It really was no surprise when earlier this year, the five-time Grammy award winning Christian contemporary artist Steven Curtis Chapman played to a sold out concert hall at Continental Airlines Arena in East Rutherford, NJ. He's sold over nine million records in his career with one album certified platinum and two certified gold.

What might have been a surprise to some concert-goers, however, was Chapman's repeated emphasis on adoption during the concert. It's a theme he has threaded through many of his newer songs such as, "What Now?" and "When Love Takes You In."

But his passionate advocacy for adoption is much more than material for a few hit songs. It's a way of life for the Chapman family.

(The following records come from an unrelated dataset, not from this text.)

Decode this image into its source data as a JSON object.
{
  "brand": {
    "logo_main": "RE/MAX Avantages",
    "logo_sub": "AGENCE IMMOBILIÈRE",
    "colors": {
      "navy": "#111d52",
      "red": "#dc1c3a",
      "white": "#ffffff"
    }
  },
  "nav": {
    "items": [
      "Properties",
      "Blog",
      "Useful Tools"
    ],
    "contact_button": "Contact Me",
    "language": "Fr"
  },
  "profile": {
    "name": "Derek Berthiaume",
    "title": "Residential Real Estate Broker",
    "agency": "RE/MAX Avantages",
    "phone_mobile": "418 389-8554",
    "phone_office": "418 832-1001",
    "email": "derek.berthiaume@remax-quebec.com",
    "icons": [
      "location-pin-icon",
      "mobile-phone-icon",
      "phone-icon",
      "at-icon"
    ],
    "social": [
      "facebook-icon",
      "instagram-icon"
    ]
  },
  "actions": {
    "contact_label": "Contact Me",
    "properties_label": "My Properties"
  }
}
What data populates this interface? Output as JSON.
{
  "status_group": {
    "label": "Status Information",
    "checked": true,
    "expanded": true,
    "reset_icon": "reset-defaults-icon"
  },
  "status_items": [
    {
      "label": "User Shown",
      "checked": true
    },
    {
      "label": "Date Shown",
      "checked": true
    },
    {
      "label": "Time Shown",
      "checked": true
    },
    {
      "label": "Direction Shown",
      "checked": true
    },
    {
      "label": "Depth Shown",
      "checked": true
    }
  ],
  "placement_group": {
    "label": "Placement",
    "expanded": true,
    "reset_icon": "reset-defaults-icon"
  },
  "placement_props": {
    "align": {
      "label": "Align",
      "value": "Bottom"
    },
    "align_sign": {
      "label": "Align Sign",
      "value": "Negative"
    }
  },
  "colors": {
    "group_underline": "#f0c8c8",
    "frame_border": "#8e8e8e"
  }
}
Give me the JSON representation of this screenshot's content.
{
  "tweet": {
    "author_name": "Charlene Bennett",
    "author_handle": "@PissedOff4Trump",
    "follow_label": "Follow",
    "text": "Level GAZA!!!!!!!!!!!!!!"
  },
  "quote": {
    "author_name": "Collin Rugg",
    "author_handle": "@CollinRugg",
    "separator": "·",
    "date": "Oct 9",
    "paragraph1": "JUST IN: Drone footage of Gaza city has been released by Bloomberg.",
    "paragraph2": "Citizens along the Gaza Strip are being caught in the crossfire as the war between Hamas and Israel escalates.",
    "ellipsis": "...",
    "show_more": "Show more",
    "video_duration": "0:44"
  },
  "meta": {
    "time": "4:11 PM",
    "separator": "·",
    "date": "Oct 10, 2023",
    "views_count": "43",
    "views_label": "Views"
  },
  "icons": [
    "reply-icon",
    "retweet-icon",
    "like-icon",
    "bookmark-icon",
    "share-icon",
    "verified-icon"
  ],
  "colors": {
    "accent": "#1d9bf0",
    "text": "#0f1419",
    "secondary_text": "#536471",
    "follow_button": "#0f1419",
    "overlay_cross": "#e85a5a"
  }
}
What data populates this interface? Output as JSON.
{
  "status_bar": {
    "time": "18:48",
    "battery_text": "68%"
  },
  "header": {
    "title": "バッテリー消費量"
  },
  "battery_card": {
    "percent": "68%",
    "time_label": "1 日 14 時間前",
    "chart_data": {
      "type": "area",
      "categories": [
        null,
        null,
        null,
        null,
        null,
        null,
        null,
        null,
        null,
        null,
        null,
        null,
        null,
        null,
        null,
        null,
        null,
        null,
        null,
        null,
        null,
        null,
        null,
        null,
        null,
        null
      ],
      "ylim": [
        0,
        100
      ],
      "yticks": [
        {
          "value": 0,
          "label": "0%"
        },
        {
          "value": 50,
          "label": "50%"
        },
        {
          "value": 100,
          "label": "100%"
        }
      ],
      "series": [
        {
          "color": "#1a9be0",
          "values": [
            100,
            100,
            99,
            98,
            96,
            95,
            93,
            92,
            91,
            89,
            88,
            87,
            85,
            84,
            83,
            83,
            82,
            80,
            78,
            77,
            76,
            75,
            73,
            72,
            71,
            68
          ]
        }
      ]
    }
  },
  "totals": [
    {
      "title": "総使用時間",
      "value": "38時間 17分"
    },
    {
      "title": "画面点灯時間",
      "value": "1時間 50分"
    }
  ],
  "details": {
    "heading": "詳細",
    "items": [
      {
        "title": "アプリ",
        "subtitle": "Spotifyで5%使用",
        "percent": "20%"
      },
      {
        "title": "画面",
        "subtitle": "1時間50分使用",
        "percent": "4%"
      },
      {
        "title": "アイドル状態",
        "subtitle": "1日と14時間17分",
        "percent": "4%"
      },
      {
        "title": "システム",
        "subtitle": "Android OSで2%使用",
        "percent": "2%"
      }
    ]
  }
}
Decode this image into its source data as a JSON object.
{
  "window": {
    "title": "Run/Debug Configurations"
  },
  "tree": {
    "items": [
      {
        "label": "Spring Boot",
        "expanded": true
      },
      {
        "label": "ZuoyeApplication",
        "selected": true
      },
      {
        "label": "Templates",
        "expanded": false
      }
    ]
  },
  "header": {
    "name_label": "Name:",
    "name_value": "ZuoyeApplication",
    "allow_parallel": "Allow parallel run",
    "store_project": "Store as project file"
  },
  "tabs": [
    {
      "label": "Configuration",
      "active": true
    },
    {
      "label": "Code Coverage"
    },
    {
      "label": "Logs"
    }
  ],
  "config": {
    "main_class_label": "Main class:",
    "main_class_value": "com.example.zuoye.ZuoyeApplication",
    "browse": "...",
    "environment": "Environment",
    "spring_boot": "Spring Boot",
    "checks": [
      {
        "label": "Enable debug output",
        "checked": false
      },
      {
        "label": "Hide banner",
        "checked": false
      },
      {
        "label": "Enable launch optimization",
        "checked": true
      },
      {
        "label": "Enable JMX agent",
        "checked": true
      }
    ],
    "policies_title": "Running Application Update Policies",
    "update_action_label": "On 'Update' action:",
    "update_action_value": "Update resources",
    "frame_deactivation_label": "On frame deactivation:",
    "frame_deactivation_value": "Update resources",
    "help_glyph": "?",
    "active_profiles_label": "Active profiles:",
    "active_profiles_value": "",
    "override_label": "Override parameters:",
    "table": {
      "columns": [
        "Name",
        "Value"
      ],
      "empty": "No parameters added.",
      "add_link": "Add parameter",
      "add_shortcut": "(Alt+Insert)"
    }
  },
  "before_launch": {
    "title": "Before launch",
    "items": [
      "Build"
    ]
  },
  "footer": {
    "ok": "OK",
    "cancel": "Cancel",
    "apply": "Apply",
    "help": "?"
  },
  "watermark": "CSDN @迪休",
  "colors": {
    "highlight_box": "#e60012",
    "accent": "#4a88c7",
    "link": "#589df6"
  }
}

In addition to their three biological children, the oldest of whom attends Baylor University in Waco, Texas, they have adopted three orphan girls from China. "I've been buying diapers and formula for the past 18 years," he said jokingly at his concert at West Point Military Academy in West Point, NY, on April 2 during a 15-minute heart-to-heart chat with the audience between sets.

Chapman uses his concerts to foster awareness about adoption and to raise money for Shaohannah's Hope, the adoption foundation he and his wife, Mary Beth, started several years ago. Named after their first adopted daughter, Shaohannah's Hope was created to offer financial assistance by providing grants ranging from $2,500 to $5,000 to families who were willing to adopt but could not afford the expenses involved.

Typically, about midway through a concert, Chapman uses a combination of a poignant video and live music to reach out and touch the hearts of those in the audience. This is followed by a short talk from Scott Hasenbalg, executive director of Shaohannah's Hope, who encourages concert-goers to drop by and visit one of the foundation's booths during intermission.

My wife and I were among the 20 or so volunteers who manned several booths at the February 26 concert in East Rutherford. We worked the booth at the main entrance to the concert hall. Before the concert and during intermission, interested people thronged around us to learn more about adoption. Many were also eager to make a donation. Some joined the Stevey Joy Club, named after the Chapman's second adopted daughter, by pledging $20 monthly for a year. Others gave a one-time gift. One person handed me a check for $2,500.

Chris and Stacy Garrison are beneficiaries of Shaohannah's Hope. They received a $2,000 grant towards the adoption of their daughter. They are hoping to travel to China this summer.

The Garrisons are on the ministerial staff at the Madison Avenue Baptist Church in Paterson, NJ. They were also among the volunteers at the East Rutherford concert. "We were thrilled at the opportunity to work at one of the booths," they told me. "Just think, we have a chance to make a difference in the life of a Chinese orphan we may never meet until we get to heaven."

To date, Chapman's "All Things New" tour has raised almost $2 million towards the goal of $2.5 million. But the goal of Shaohannah's Hope is more than simply taking money from the generous and redistributing it to the needy. Chapman is also interested in creating a desire in the hearts of concert-goers to examine the question of adoption for themselves and their own families.

My wife and I saw this firsthand when we spoke at an America World Adoption seminar held at Hawthorne Christian Academy in Hawthorne, NJ, on April 2. Over 20 couples showed up for the three-hour presentation. At the start of the seminar, each couple introduced themselves to the group. Invariably, they said their interest in coming to the seminar that day to consider adoption was kindled by the message they heard at the Steven Curtis Chapman concert.